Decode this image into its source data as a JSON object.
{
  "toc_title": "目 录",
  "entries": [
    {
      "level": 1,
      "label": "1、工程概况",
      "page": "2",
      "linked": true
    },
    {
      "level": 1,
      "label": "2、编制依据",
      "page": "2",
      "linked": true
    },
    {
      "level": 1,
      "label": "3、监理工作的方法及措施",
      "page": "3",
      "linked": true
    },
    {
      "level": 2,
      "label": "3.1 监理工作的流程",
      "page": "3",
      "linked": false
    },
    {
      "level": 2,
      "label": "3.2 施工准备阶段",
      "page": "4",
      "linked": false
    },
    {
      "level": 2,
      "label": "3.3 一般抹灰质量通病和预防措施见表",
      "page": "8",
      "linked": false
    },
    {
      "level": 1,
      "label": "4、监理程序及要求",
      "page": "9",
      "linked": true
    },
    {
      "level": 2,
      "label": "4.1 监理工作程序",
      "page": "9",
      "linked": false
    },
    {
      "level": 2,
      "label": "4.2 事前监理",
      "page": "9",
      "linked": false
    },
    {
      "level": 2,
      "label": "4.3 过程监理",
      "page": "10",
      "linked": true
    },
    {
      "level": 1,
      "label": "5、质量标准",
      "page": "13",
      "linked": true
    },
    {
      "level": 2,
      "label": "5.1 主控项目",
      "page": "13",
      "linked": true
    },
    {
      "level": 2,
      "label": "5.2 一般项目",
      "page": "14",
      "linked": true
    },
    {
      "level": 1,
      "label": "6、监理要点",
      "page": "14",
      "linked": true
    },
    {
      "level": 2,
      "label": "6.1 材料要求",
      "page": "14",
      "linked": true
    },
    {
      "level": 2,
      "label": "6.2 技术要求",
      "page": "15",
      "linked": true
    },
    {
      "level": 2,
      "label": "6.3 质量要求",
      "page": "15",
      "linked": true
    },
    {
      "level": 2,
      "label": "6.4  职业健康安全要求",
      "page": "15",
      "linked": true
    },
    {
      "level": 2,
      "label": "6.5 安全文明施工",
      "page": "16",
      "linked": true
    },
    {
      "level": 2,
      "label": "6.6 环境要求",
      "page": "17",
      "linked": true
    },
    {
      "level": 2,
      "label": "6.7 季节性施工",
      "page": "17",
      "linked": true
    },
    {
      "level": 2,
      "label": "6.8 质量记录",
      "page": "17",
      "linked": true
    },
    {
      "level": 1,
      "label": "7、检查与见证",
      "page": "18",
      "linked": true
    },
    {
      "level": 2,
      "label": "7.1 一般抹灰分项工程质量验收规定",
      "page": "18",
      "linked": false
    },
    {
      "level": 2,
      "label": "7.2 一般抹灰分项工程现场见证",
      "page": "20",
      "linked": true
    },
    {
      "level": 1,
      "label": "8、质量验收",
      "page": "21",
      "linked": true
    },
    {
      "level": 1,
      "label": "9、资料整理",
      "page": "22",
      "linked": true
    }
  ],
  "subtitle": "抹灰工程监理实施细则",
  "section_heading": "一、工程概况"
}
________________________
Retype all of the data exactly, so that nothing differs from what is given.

# [OUTPUT]
Decode this image into its source data as a JSON object.
{
  "toc_title": "目 录",
  "entries": [
    {
      "level": 1,
      "label": "1、工程概况",
      "page": "2",
      "linked": true
    },
    {
      "level": 1,
      "label": "2、编制依据",
      "page": "2",
      "linked": true
    },
    {
      "level": 1,
      "label": "3、监理工作的方法及措施",
      "page": "3",
      "linked": true
    },
    {
      "level": 2,
      "label": "3.1 监理工作的流程",
      "page": "3",
      "linked": false
    },
    {
      "level": 2,
      "label": "3.2 施工准备阶段",
      "page": "4",
      "linked": false
    },
    {
      "level": 2,
      "label": "3.3 一般抹灰质量通病和预防措施见表",
      "page": "8",
      "linked": false
    },
    {
      "level": 1,
      "label": "4、监理程序及要求",
      "page": "9",
      "linked": true
    },
    {
      "level": 2,
      "label": "4.1 监理工作程序",
      "page": "9",
      "linked": false
    },
    {
      "level": 2,
      "label": "4.2 事前监理",
      "page": "9",
      "linked": false
    },
    {
      "level": 2,
      "label": "4.3 过程监理",
      "page": "10",
      "linked": true
    },
    {
      "level": 1,
      "label": "5、质量标准",
      "page": "13",
      "linked": true
    },
    {
      "level": 2,
      "label": "5.1 主控项目",
      "page": "13",
      "linked": true
    },
    {
      "level": 2,
      "label": "5.2 一般项目",
      "page": "14",
      "linked": true
    },
    {
      "level": 1,
      "label": "6、监理要点",
      "page": "14",
      "linked": true
    },
    {
      "level": 2,
      "label": "6.1 材料要求",
      "page": "14",
      "linked": true
    },
    {
      "level": 2,
      "label": "6.2 技术要求",
      "page": "15",
      "linked": true
    },
    {
      "level": 2,
      "label": "6.3 质量要求",
      "page": "15",
      "linked": true
    },
    {
      "level": 2,
      "label": "6.4  职业健康安全要求",
      "page": "15",
      "linked": true
    },
    {
      "level": 2,
      "label": "6.5 安全文明施工",
      "page": "16",
      "linked": true
    },
    {
      "level": 2,
      "label": "6.6 环境要求",
      "page": "17",
      "linked": true
    },
    {
      "level": 2,
      "label": "6.7 季节性施工",
      "page": "17",
      "linked": true
    },
    {
      "level": 2,
      "label": "6.8 质量记录",
      "page": "17",
      "linked": true
    },
    {
      "level": 1,
      "label": "7、检查与见证",
      "page": "18",
      "linked": true
    },
    {
      "level": 2,
      "label": "7.1 一般抹灰分项工程质量验收规定",
      "page": "18",
      "linked": false
    },
    {
      "level": 2,
      "label": "7.2 一般抹灰分项工程现场见证",
      "page": "20",
      "linked": true
    },
    {
      "level": 1,
      "label": "8、质量验收",
      "page": "21",
      "linked": true
    },
    {
      "level": 1,
      "label": "9、资料整理",
      "page": "22",
      "linked": true
    }
  ],
  "subtitle": "抹灰工程监理实施细则",
  "section_heading": "一、工程概况"
}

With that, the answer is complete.